In the sixth of a series of blogs marking the 20th anniversary of New Labour coming to power, Crick Director Professor Matt Flinders considers the legacy of New Labour’s approach to the constitution
Looking back so many features of the New Labour project seem forgotten, overtaken or simply diluted by the passage of time. It seems, to some extent, that all politicians and governments are destined to be remembered for their failures and indiscretions rather than their successes or achievements. Politics really is a brutal profession but my sense is that history may well be far kinder to Tony Blair and his governments than most commentators have so far been. But in terms of the history and the legacy where is the evidence of a continuing and long-term impact on British politics? Where is the undoubted Blair legacy? How does the New Labour shadow continue to shape British politics?
If pushed to identify one policy area where a set of very clear claims to ‘impact’, ‘legacy’ and ‘shadow’ can be made relates to the reform of the constitutional framework that unfolded with such haste in the weeks and months that followed the 1 May 1997. From devolution to Scotland, Wales and Northern Ireland through to reform of the House of Lords and from the creation of a Supreme Court to the introduction of a Freedom of Information Act – to mention just a few key policies – New Labour sought to design the British polity through the devolution of powers and the creation of new checks and balances.

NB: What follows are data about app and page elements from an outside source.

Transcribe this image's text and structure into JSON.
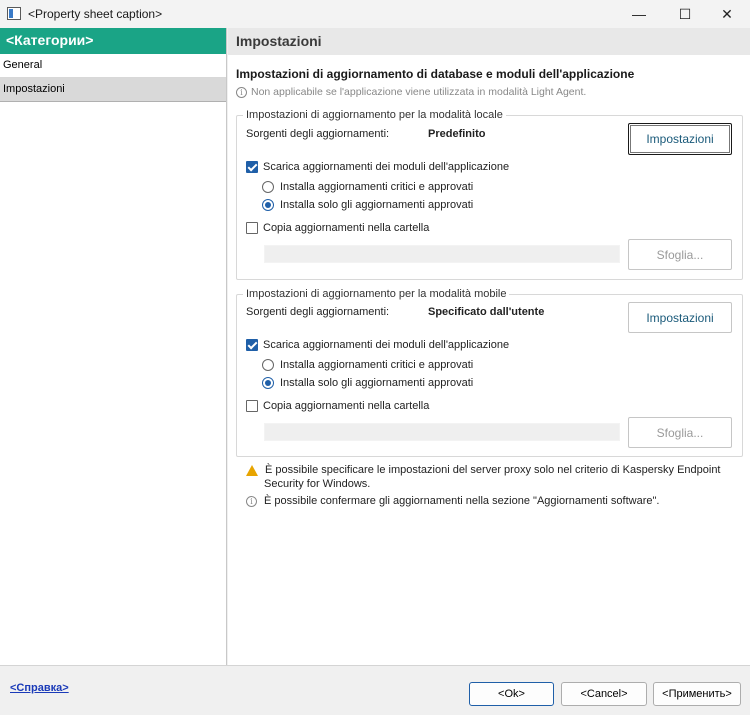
{
  "window": {
    "title": "<Property sheet caption>",
    "min_glyph": "—",
    "max_glyph": "☐",
    "close_glyph": "✕"
  },
  "sidebar": {
    "header": "<Категории>",
    "items": [
      {
        "label": "General",
        "selected": false
      },
      {
        "label": "Impostazioni",
        "selected": true
      }
    ]
  },
  "main": {
    "header": "Impostazioni",
    "section_title": "Impostazioni di aggiornamento di database e moduli dell'applicazione",
    "section_note": "Non applicabile se l'applicazione viene utilizzata in modalità Light Agent.",
    "local": {
      "legend": "Impostazioni di aggiornamento per la modalità locale",
      "sources_label": "Sorgenti degli aggiornamenti:",
      "sources_value": "Predefinito",
      "settings_button": "Impostazioni",
      "download_modules_label": "Scarica aggiornamenti dei moduli dell'applicazione",
      "download_modules_checked": true,
      "radio_critical_label": "Installa aggiornamenti critici e approvati",
      "radio_critical_selected": false,
      "radio_approved_label": "Installa solo gli aggiornamenti approvati",
      "radio_approved_selected": true,
      "copy_folder_label": "Copia aggiornamenti nella cartella",
      "copy_folder_checked": false,
      "browse_button": "Sfoglia..."
    },
    "mobile": {
      "legend": "Impostazioni di aggiornamento per la modalità mobile",
      "sources_label": "Sorgenti degli aggiornamenti:",
      "sources_value": "Specificato dall'utente",
      "settings_button": "Impostazioni",
      "download_modules_label": "Scarica aggiornamenti dei moduli dell'applicazione",
      "download_modules_checked": true,
      "radio_critical_label": "Installa aggiornamenti critici e approvati",
      "radio_critical_selected": false,
      "radio_approved_label": "Installa solo gli aggiornamenti approvati",
      "radio_approved_selected": true,
      "copy_folder_label": "Copia aggiornamenti nella cartella",
      "copy_folder_checked": false,
      "browse_button": "Sfoglia..."
    },
    "notes": {
      "warning_line1": "È possibile specificare le impostazioni del server proxy solo nel criterio di Kaspersky Endpoint",
      "warning_line2": "Security for Windows.",
      "info": "È possibile confermare gli aggiornamenti nella sezione \"Aggiornamenti software\"."
    }
  },
  "footer": {
    "help_link": "<Справка>",
    "ok_button": "<Ok>",
    "cancel_button": "<Cancel>",
    "apply_button": "<Применить>"
  },
  "colors": {
    "sidebar_header": "#1aa486",
    "accent_blue": "#1f5fa8",
    "warning": "#e7a400",
    "link": "#1a3ab8"
  },
  "icons": {
    "app": "property-sheet-app-icon",
    "info": "info-circle-icon",
    "warning": "warning-triangle-icon",
    "checkbox_checked": "checkbox-checked-icon",
    "radio_selected": "radio-selected-icon"
  }
}
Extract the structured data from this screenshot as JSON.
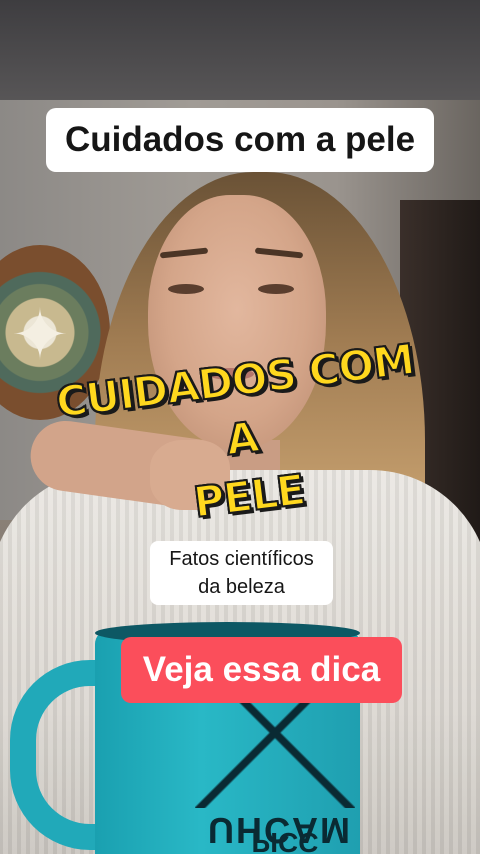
{
  "video": {
    "top_caption": "Cuidados com a pele",
    "sticker_title": [
      "CUIDADOS COM A",
      "PELE"
    ],
    "fact_caption": [
      "Fatos científicos",
      "da beleza"
    ],
    "cta_label": "Veja essa dica",
    "mug_print": [
      "UHCAM",
      "PICC"
    ]
  },
  "colors": {
    "sticker_fill": "#ffd81e",
    "cta_background": "#fb4e5b",
    "mug_teal": "#29b8c6"
  }
}
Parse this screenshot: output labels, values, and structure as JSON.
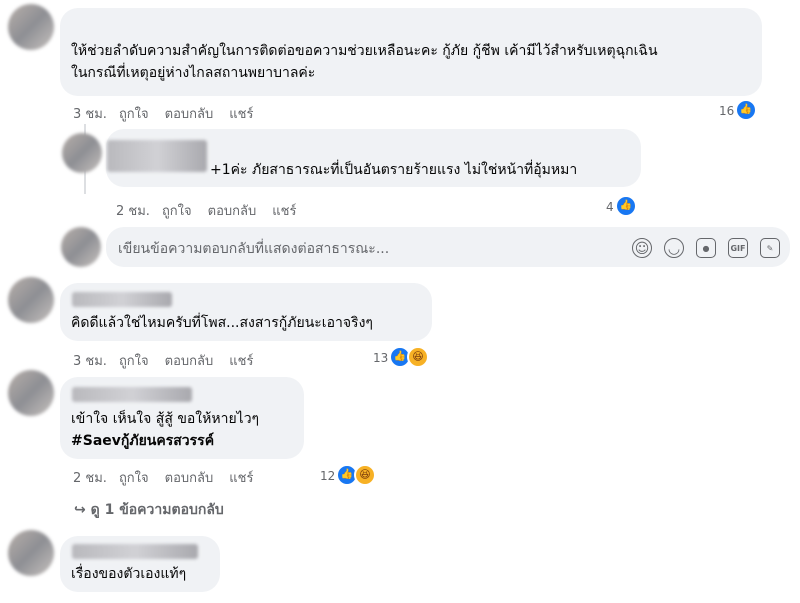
{
  "comments": [
    {
      "text_lines": [
        "ให้ช่วยลำดับความสำคัญในการติดต่อขอความช่วยเหลือนะคะ กู้ภัย กู้ชีพ เค้ามีไว้สำหรับเหตุฉุกเฉิน",
        "ในกรณีที่เหตุอยู่ห่างไกลสถานพยาบาลค่ะ"
      ],
      "time": "3 ชม.",
      "like": "ถูกใจ",
      "reply": "ตอบกลับ",
      "share": "แชร์",
      "reaction_count": "16"
    },
    {
      "text_lines": [
        "+1ค่ะ ภัยสาธารณะที่เป็นอันตรายร้ายแรง ไม่ใช่หน้าที่อุ้มหมา"
      ],
      "time": "2 ชม.",
      "like": "ถูกใจ",
      "reply": "ตอบกลับ",
      "share": "แชร์",
      "reaction_count": "4"
    },
    {
      "text_lines": [
        "คิดดีแล้วใช่ไหมครับที่โพส...สงสารกู้ภัยนะเอาจริงๆ"
      ],
      "time": "3 ชม.",
      "like": "ถูกใจ",
      "reply": "ตอบกลับ",
      "share": "แชร์",
      "reaction_count": "13"
    },
    {
      "text_lines": [
        "เข้าใจ เห็นใจ สู้สู้ ขอให้หายไวๆ",
        "#Saevกู้ภัยนครสวรรค์"
      ],
      "time": "2 ชม.",
      "like": "ถูกใจ",
      "reply": "ตอบกลับ",
      "share": "แชร์",
      "reaction_count": "12"
    },
    {
      "text_lines": [
        "เรื่องของตัวเองแท้ๆ"
      ]
    }
  ],
  "reply_input": {
    "placeholder": "เขียนข้อความตอบกลับที่แสดงต่อสาธารณะ...",
    "tools": [
      "avatar-sticker-icon",
      "emoji-icon",
      "camera-icon",
      "gif-icon",
      "sticker-icon"
    ],
    "gif_label": "GIF"
  },
  "view_replies": {
    "arrow": "↪",
    "label": "ดู 1 ข้อความตอบกลับ"
  },
  "colors": {
    "bubble": "#f0f2f5",
    "meta_text": "#65676b",
    "like_blue": "#1877f2",
    "haha_yellow": "#f7b125"
  }
}
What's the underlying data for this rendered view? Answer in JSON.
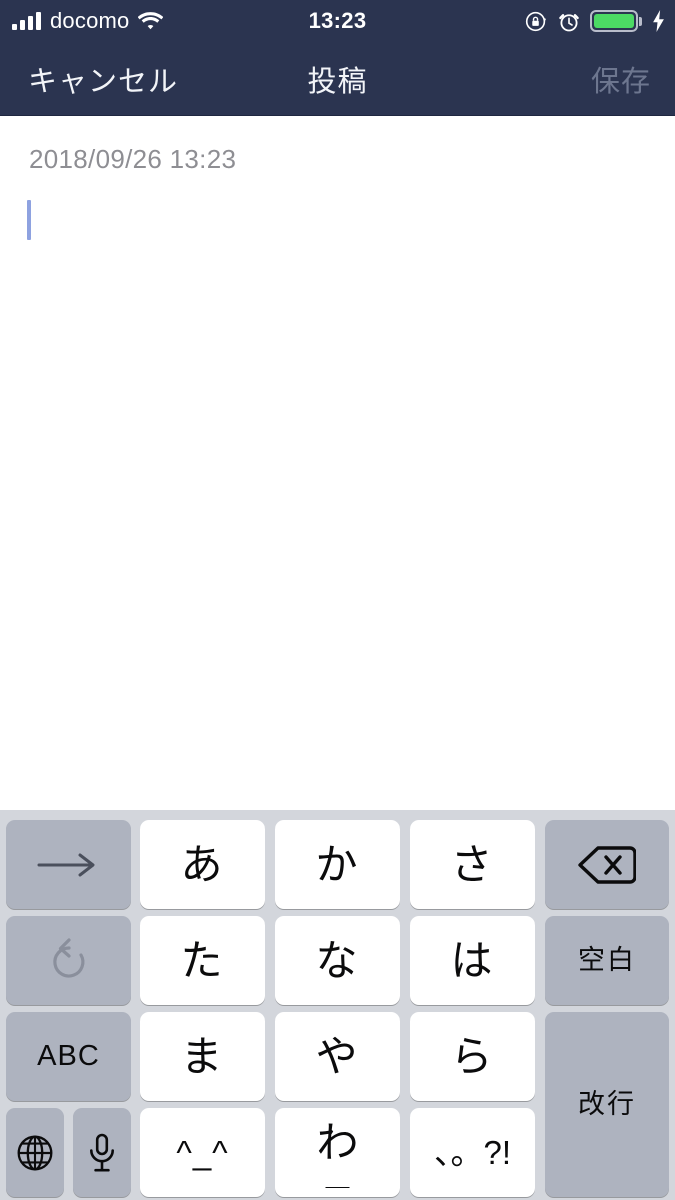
{
  "status_bar": {
    "carrier": "docomo",
    "time": "13:23",
    "signal_icon": "signal-bars-icon",
    "wifi_icon": "wifi-icon",
    "rotation_lock_icon": "rotation-lock-icon",
    "alarm_icon": "alarm-clock-icon",
    "battery_icon": "battery-icon",
    "charging_icon": "lightning-bolt-icon",
    "battery_color": "#4cd964",
    "background_color": "#2b3450"
  },
  "nav_bar": {
    "cancel_label": "キャンセル",
    "title": "投稿",
    "save_label": "保存",
    "save_enabled": false,
    "background_color": "#2b3450",
    "text_color": "#f2f4f8",
    "disabled_text_color": "#6d768f"
  },
  "editor": {
    "date_text": "2018/09/26 13:23",
    "body_text": "",
    "date_color": "#8e8e93",
    "caret_color": "#8ea2e0"
  },
  "keyboard": {
    "background_color": "#d3d6dc",
    "light_key_color": "#ffffff",
    "dark_key_color": "#aeb3bf",
    "keys": {
      "arrow_right": "→",
      "a_row": "あ",
      "ka_row": "か",
      "sa_row": "さ",
      "backspace_icon": "backspace-delete-icon",
      "undo_icon": "undo-arrow-icon",
      "ta_row": "た",
      "na_row": "な",
      "ha_row": "は",
      "space": "空白",
      "abc": "ABC",
      "ma_row": "ま",
      "ya_row": "や",
      "ra_row": "ら",
      "enter": "改行",
      "globe_icon": "globe-language-icon",
      "mic_icon": "microphone-icon",
      "emoticon": "^_^",
      "wa_row": "わ",
      "wa_underscore": "＿",
      "punctuation": "、。?!"
    }
  }
}
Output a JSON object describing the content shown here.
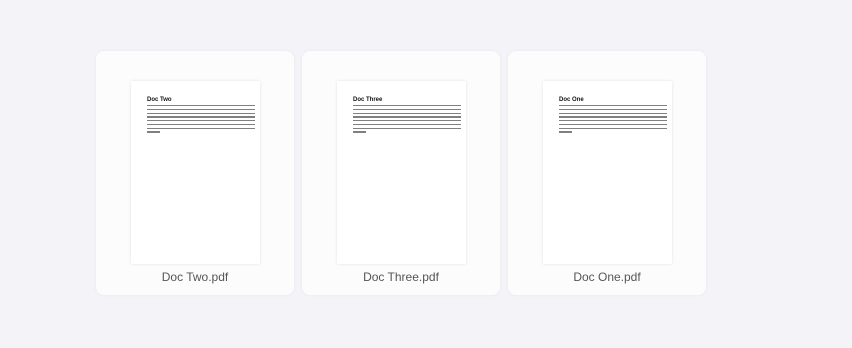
{
  "files": [
    {
      "name": "Doc Two.pdf",
      "thumbnail_title": "Doc Two"
    },
    {
      "name": "Doc Three.pdf",
      "thumbnail_title": "Doc Three"
    },
    {
      "name": "Doc One.pdf",
      "thumbnail_title": "Doc One"
    }
  ]
}
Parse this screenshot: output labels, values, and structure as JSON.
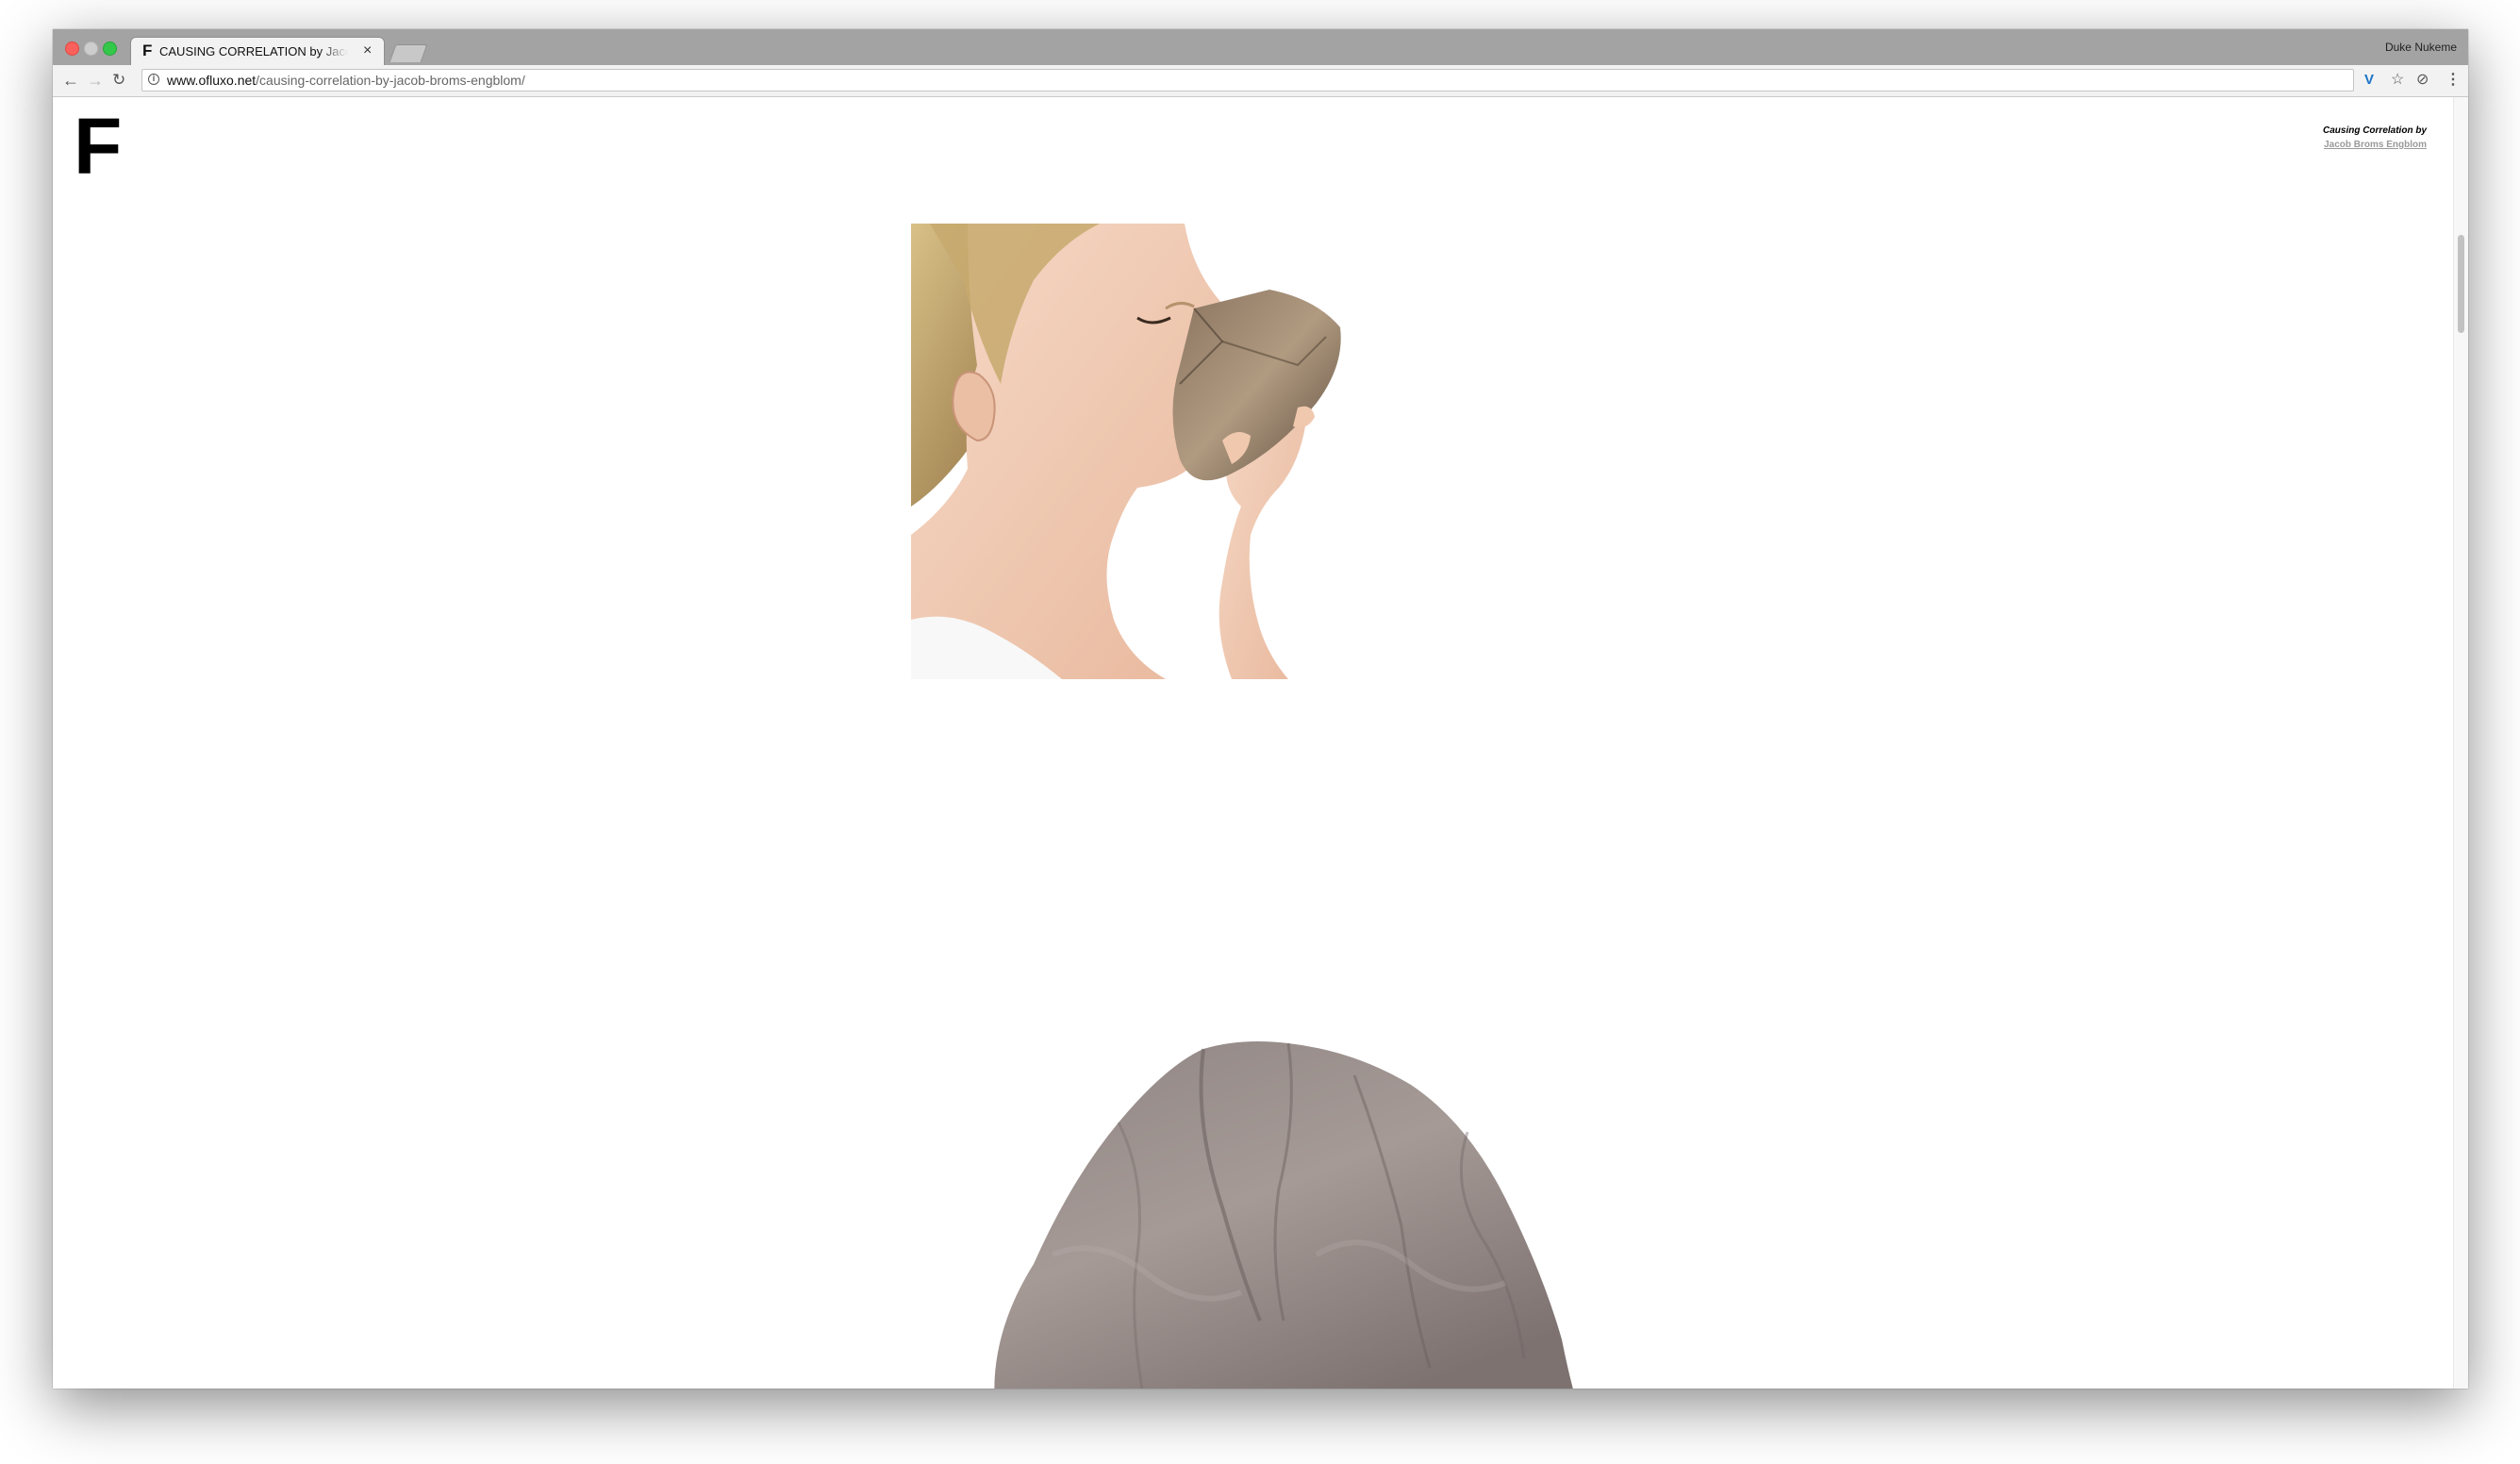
{
  "browser": {
    "tab_favicon": "F",
    "tab_title": "CAUSING CORRELATION by Jacob Broms Engblom",
    "tab_close": "×",
    "profile_name": "Duke Nukeme",
    "url_host": "www.ofluxo.net",
    "url_path": "/causing-correlation-by-jacob-broms-engblom/",
    "icons": [
      "back-arrow-icon",
      "forward-arrow-icon",
      "reload-icon",
      "info-icon",
      "extension-icon",
      "bookmark-star-icon",
      "extension-2-icon",
      "menu-dots-icon"
    ]
  },
  "page": {
    "logo": "F",
    "credit_title": "Causing Correlation by",
    "credit_author": "Jacob Broms Engblom",
    "images": [
      {
        "name": "woman-smelling-rock-photo"
      },
      {
        "name": "large-boulder-photo"
      }
    ]
  },
  "colors": {
    "tabstrip": "#a3a3a3",
    "toolbar": "#f2f2f2",
    "extension_accent": "#1a73c8"
  }
}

Did this amount to ‘a constitutional revolution’?
With the benefit of hindsight and with two decades of subsequent constitutional policy to assess the answer is probably ‘no’. Indeed, one of the most interesting features of New Labour’s approach to the constitution was its willingness to devolve power but only within the increasingly frail parameters of a Westminster Model of politics that left ultimate powers in the hands of ministers. This became known as the ‘Blair paradox’ and was most obviously reflected in the creation of a Supreme Court that was not supreme.
A second element of the New Labour’s approach to the constitution was that it continued a particularly British predilection for ‘muddling through’. Specific reforms were announced ‘as if by magic’, often with little or no public consultation, announcements frequently seemed to surprise even other members of the government and if there was one central critique of Tony Blair’s leadership in this sphere it was that there was no clear vision for the constitution or blueprint. It was a muddled and mixed revolution of constitutional sleepwalkers who didn’t seem to know exactly where they were going or why.
The significance of this assessment is that it has been subsequent governments over the past two decades that have had to try and control the constitutional pressures and momentum that New Labour initiated. The Conservative-Liberal Democrat Coalition Government of 2010-2015 was established on a ‘Programme for Government’ that included a broad commitment to mend the ‘broken’ political system through ‘fundamental political reform’ but a major clash in constitutional values of each coalition partner significantly limited progress. A House of Lords Reform Bill was abolished, a referendum on reform of the electoral system was rejected, implementation of a boundary review of constituencies was delayed, further powers were devolved to Scotland and Wales and the introduction of ‘English Votes for English Laws’ was offered as a partial solution to the West Lothian Question. The coalition government ended with a surge of activity around English devolution and the establishment of a number of ‘devo deals’ to establish ‘metro mayors’ in a number of areas which flowed over into the post-2015 government of Theresa May.
Possibly the clearest legacy of New Labour’s constitutional ‘revolution’ was a constitutional mess in the sense of a collection of specific policies whose logic and values were clearly increasingly hard to reconcile with the power-hoarding zeal of the Westminster Model. This tension and the existence of constitutional momentum has been clearest in relation to the Scottish referendum but concerns regarding the ‘United’ or ‘Dis-United’ Kingdom are likely to grow in the context of Brexit. Whether Theresa May can emerge as a constitutional entrepreneur with a clear vision for the UK and the capacity to control a vast range of centripetal pressures in a post-Brexit world remains to be seen.
Matthew Flinders is Director of the Sir Bernard Crick Centre, Department of Politics, University of Sheffield.
Notes: This article gives the views of the author, and not the position of the Crick Centre, or the Understanding Politics blog series.